Topside, I visit the Kingstown fish market one day with Lad and Mike, the mustachioed retired government worker whom we have put in charge of our species-count betting pool. To get into town from Villa, where the upscale hotels are ghettoized, it costs 30 cents for the 30-minute ride on a packed minibus. Since St. Vincent and the Grenadines is the poorest country in the Eastern Caribbean, I expect the fish market to be open-air and chaotic. Instead, it's housed in a pristinely sterile building on the waterfront, with glass front doors and white-tiled walls. A stainless-steel plaque dated 2005 is embedded in the outer wall, imprinted with a Japanese flag and an inscription: "The project of re-modeling the new Kingstown Fish Market … as a token of friendship and cooperation between Japan and Saint Vincent and the Grenadines."
Lad says he's seen similar gifts from Japan all over the Caribbean. They're Japan's way of thanking these small nations for supportive votes on the International Whaling Commission, the organization that attempts to regulate the rate at which humans may kill whales, and which has objected to catches taken by Japan since a 1985 ban.
Inside the market, splayed out on the ice, are some of the fish I've been seeing all week and a few I haven't spotted: The blackbar soldierfish, red with a black stripe, was one of the first species I learned to identify. I see the sherbet colors of several male parrotfish; a fishmonger proudly holds one up for my perusal. And I see red hinds, a speckled grouper that I've been looking for underwater. Two buyers haggle with a white-aproned seller, who picks up a coney and flops it into her scale.
After the market, we walk down the street to a restaurant called Vee Jay's, where we sit on a veranda overlooking the Bayview Parking Lot. I order my favorite local dish, a fish roti, which consists of a chickpea-flour tortilla stuffed with potatoes, spices, and a hodgepodge of the daily catch.......

The next evening, the last for most of us on St. Vincent, Bill takes us all out for drinks on Young Island, the luxury resort we've been gazing at all week, just across a shallow channel from our own hotel and Dive St. Vincent. After a two-minute ride by shuttle boat, we're all sitting on a new veranda, sipping sweet fruity cocktails and looking back at where we've been. And talking about slender filefish.

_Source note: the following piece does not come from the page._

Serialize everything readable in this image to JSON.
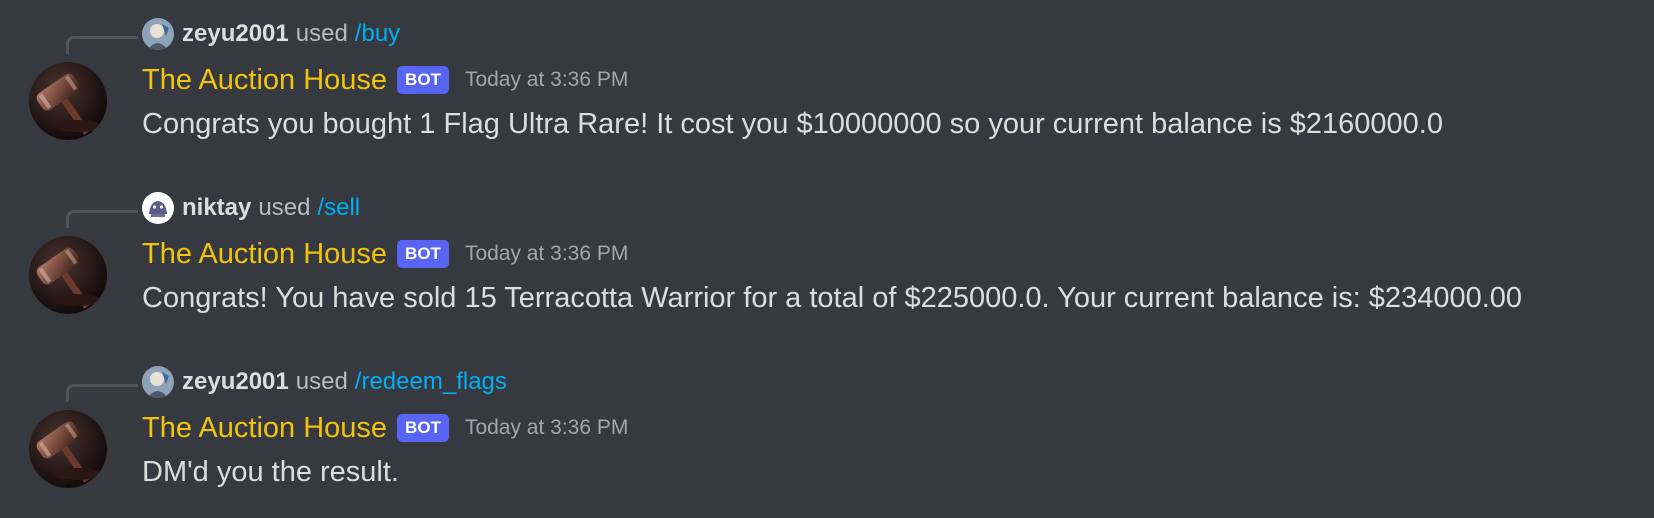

We finally say goodbye to Bill, the men with handshakes and the women with hugs, cheek pressed to scratchy cheek. As I turn to go, Bill reaches into his pocket and pulls out a small, hard, smooth-as-glass object, which he hands to me. It's the shell of a flamingo tongue, white on top and pale orange, as though stained, where its mantle used to sit. It may not be 1-in-10,000, but it's coming from him, so I slip it into my pocket like a piece of deep-sea treasure.